Throughout the film, viewers are subjected to quite a few bad puns: urban beekeeping “creates a buzz”; beekeepers are “equally stung” by their love of bees; Dee Lusby is described as the “queen bee” of the organic beekeeping movement.
Most unforgivable, however, is that the script by Langworthy, Henein and James Erskine forces Page to break the fourth wall in the film’s final chapter with a direct call to action. “There are practical solutions you and I can do every day to save bees,” Page reads. The solutions posed are not without merit, e.g., shopping at a farmers’ market is described as providing “both a fun outing and delicious, healthy food,” but suddenly the film has stopped telling a story and starts to feel like advertising. Putting a marketing-style call to action in the voice of an ostensibly impartial narrator breaks a vital rule and risks undermining trust in the filmmaker.
That’s not to say a filmmaker can’t inspire an audience to do something about an issue; it’s just there are subtler, classier ways to do it. Canadian director Gregory Greene—in his post-petroleum documentary, The End of Suburbia—assembles an outtro sequence where his interviewees describe the actions they’re taking. And although Robert Kenner’s Food Inc ends with calls to action, they appear as non-voiced-over titles after the fade-out from the film’s main content. In each case, the filmmaker has taken himself out of the way.

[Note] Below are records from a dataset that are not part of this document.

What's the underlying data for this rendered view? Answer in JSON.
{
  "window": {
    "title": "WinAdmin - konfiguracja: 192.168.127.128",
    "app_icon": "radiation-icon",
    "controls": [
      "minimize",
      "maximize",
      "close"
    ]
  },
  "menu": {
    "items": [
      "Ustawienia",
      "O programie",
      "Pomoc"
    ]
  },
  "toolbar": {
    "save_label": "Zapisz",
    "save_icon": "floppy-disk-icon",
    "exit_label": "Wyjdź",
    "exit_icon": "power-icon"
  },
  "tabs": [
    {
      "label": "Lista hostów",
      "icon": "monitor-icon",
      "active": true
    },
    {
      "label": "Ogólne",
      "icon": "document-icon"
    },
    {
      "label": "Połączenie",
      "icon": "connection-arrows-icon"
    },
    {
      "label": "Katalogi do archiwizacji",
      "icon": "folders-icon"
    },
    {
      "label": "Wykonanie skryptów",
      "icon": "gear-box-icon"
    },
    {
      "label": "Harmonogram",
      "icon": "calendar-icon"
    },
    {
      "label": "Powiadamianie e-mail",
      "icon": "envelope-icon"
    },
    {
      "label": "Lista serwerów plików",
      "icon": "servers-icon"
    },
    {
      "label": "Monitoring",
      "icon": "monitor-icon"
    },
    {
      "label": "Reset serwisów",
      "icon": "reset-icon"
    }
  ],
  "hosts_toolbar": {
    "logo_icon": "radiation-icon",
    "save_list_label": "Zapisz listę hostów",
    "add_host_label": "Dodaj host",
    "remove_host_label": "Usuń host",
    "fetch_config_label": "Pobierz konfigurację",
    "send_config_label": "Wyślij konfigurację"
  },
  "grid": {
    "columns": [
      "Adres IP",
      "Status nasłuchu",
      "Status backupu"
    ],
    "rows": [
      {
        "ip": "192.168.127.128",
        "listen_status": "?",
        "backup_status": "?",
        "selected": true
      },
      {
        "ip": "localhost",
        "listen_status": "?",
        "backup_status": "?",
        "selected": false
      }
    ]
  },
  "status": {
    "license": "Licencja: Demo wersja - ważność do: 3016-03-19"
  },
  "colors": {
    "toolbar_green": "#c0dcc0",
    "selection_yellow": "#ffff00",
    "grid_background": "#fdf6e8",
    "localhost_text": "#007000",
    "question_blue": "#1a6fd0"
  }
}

Ultimately, Vanishing of the Bees is simply too long, too verbose, too haphazard and contains too many voices. A weakness of any essay film is that it often speaks to an audience already attuned to its position. Presenting a long, multifaceted, bludgeoning work is not a very effective way to reach those who may not be aware of the topic but could become interested.
To put it another way: You can catch more flies with honey than with vinegar.